A remarkably interesting wine we were all curious about was the Aglianico Rosé. Anthony explained the grapes spent about four hours on their skins (where the color comes from, instead of the flesh) and gave such a pretty, light pink hue. He explained it was made in a Rosato-style rather than a lighter, more common Provencal-style. This allowed the rosé to be a bit bigger with some slight tannins. These grapes were grown in nearby Comanche County. No oak intervention at all. We decided it had a great combination of tannins and acidity. Anthony was excited to make a big dark Aglianico red wine from these grapes, but the grower called him and told him they were going to harvest early due to an incoming rainstorm. Anthony was disappointed because he knew it was not ripe. Once he was told what the numbers were, he looked at his mom and said, “Well, we’ll just have to make a rosé out of it because it just will not make the full-bodied red that we wanted.” It worked out extremely well as we all enjoyed it very much.

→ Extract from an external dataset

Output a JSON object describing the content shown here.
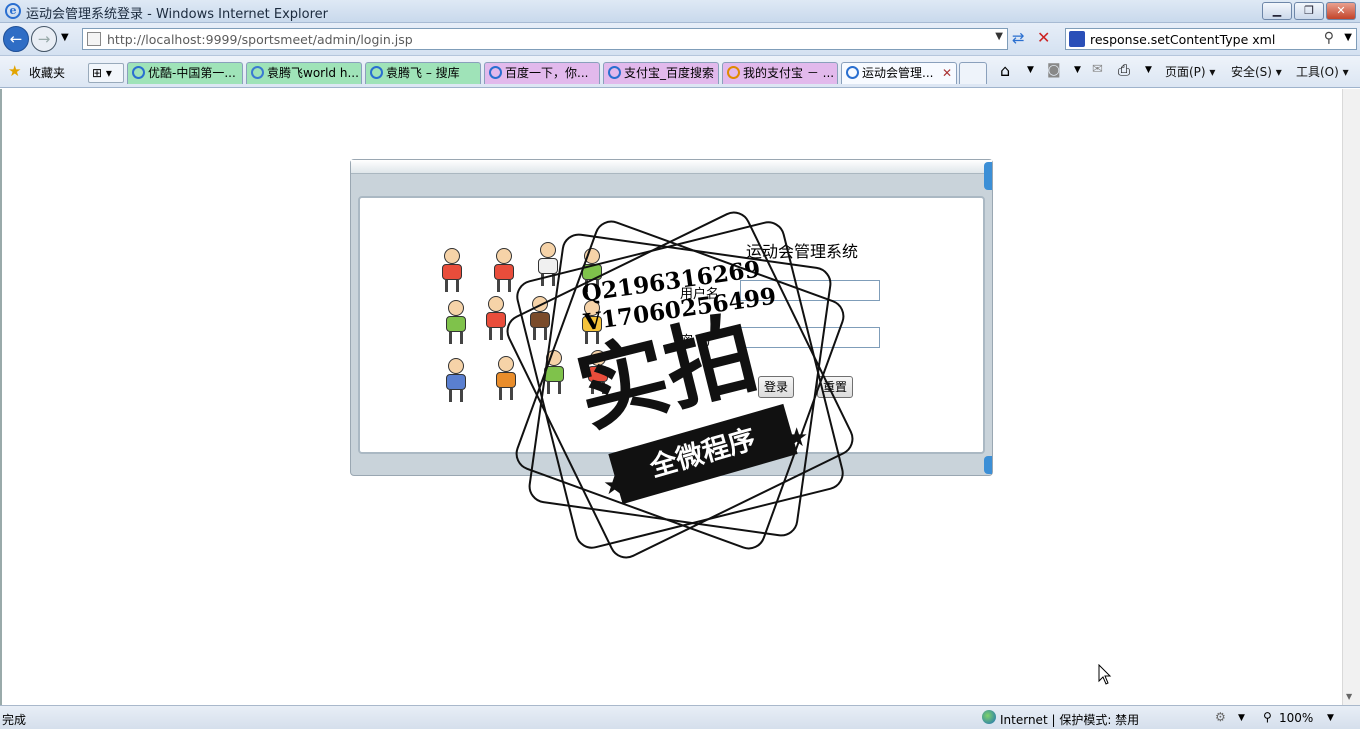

We enjoyed many others on their list including their Cellar Red, a 2017 bold blend of 67% Cabernet Sauvignon and 33% Cabernet Franc, both from Oswald Vineyards in the High Plains. Next Anthony brought us out a barrel sample of Montepulciano from nearby Lucky Vines Vineyard. I’ll be drumming my fingers waiting for this wine to be released. Next, we tried an Aglianico as a red wine with grapes from Oswald Vineyards. We decided this amazing bold wine would pair with any of the best BBQ you want to put on your plate. This 2017 vintage was one of the darkest reds I’ve ever seen. It would also be great from steak to chocolate dessert. The final wine on the list was 100% Petit Verdot, another 2017 Oswald Vineyards offering. This monster of a wine is listed at 15.6% ABV!
After our tasting and discussions, we made our purchases; I bought one of everything! We headed out to the tables under the trees and enjoyed a simple picnic before we departed for our appointment at Veldhuizen.
We enjoyed our visit to Greens Creek Cellars with Julie and Anthony immensely and the many conversations that happened around the table during the tastings. Again, wine brought strangers together and created friends.